** Description of the task **
The answer must consist of each line below that holds the word "icon", copied as it stands.
─── Given entries ───
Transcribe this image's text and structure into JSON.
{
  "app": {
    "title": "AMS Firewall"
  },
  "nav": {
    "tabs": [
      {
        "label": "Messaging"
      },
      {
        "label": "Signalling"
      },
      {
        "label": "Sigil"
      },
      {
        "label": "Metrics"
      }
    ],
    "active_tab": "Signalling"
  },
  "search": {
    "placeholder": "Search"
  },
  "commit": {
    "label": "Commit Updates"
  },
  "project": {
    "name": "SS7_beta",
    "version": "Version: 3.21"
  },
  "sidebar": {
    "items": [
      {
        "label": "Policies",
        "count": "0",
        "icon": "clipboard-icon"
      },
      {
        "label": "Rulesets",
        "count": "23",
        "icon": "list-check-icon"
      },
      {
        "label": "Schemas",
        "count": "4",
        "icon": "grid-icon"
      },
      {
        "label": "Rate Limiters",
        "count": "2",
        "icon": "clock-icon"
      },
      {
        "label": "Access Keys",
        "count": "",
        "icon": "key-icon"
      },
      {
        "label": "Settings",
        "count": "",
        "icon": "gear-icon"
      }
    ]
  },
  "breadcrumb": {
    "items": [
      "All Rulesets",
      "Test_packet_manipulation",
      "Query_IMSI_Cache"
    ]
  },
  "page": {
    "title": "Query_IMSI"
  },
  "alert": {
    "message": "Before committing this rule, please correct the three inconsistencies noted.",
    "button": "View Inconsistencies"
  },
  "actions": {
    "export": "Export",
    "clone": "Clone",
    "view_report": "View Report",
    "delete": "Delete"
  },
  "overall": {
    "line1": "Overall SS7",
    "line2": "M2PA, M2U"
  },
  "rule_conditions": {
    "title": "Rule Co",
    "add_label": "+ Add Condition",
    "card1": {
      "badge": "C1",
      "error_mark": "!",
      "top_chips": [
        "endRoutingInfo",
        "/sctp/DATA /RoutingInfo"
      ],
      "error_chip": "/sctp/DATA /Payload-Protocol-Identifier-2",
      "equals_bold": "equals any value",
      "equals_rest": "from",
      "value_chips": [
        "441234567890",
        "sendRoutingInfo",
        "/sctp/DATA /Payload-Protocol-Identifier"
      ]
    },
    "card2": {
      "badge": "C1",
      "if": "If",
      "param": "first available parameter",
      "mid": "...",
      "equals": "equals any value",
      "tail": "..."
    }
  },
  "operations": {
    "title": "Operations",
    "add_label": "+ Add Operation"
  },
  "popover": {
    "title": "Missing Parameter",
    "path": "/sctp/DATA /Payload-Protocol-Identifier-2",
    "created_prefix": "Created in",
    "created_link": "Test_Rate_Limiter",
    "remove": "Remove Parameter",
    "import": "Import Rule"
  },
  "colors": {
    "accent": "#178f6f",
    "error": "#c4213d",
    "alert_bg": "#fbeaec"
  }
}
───
** Output of the exercise **
        "icon": "clipboard-icon"
        "icon": "list-check-icon"
        "icon": "grid-icon"
        "icon": "clock-icon"
        "icon": "key-icon"
        "icon": "gear-icon"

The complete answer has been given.